Tan Teck Ling's curator insight, June 30, 2013 9:24 AM

This is my insight using See-Think-Wonder routine,

I can see from this article that Singapore has gained some recognition for its attempt to built a creative and interesting architecture while ensuring it to be Eco-friendly.
I think that this type of architectures are beneficial to everybody as it provides shelter for people while ensuring that the building is a great attraction through the usage of a large variety of plants that is Eco-friendly.
I wonder what would Singapore come up with that would allow it to gain such recognition once again by others 

RuiHan Chia's curator insight, June 30, 2013 9:59 AM
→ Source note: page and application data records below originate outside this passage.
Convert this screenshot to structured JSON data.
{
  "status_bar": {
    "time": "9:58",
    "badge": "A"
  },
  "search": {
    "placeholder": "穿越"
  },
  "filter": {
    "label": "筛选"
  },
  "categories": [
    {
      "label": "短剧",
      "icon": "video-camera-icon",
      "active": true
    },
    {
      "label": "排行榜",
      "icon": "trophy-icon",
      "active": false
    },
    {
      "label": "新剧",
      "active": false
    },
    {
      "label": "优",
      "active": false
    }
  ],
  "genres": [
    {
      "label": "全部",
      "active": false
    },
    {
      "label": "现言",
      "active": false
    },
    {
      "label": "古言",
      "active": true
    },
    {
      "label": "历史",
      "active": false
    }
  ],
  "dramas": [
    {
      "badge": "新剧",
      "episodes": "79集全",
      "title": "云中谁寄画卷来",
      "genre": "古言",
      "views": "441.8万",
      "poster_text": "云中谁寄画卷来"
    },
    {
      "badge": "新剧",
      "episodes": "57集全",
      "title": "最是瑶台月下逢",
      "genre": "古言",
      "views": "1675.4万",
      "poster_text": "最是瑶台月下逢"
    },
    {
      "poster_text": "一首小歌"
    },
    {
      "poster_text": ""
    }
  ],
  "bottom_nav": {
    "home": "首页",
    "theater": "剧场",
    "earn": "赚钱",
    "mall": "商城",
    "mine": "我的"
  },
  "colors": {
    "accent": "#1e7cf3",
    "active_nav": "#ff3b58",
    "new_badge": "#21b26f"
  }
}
I see that Singapore 's new addition, Gardens by the Bay, has already drawn international attention and was named the World Building of the Year at the World Architecture Festival 2012. I think that Gardens by the Bay is good because it promotes energy saving and is a great tourist attraction and showcases many different plants and habitats. It also has great potential since it is not complete yet. I wonder how it will change as it is being completed.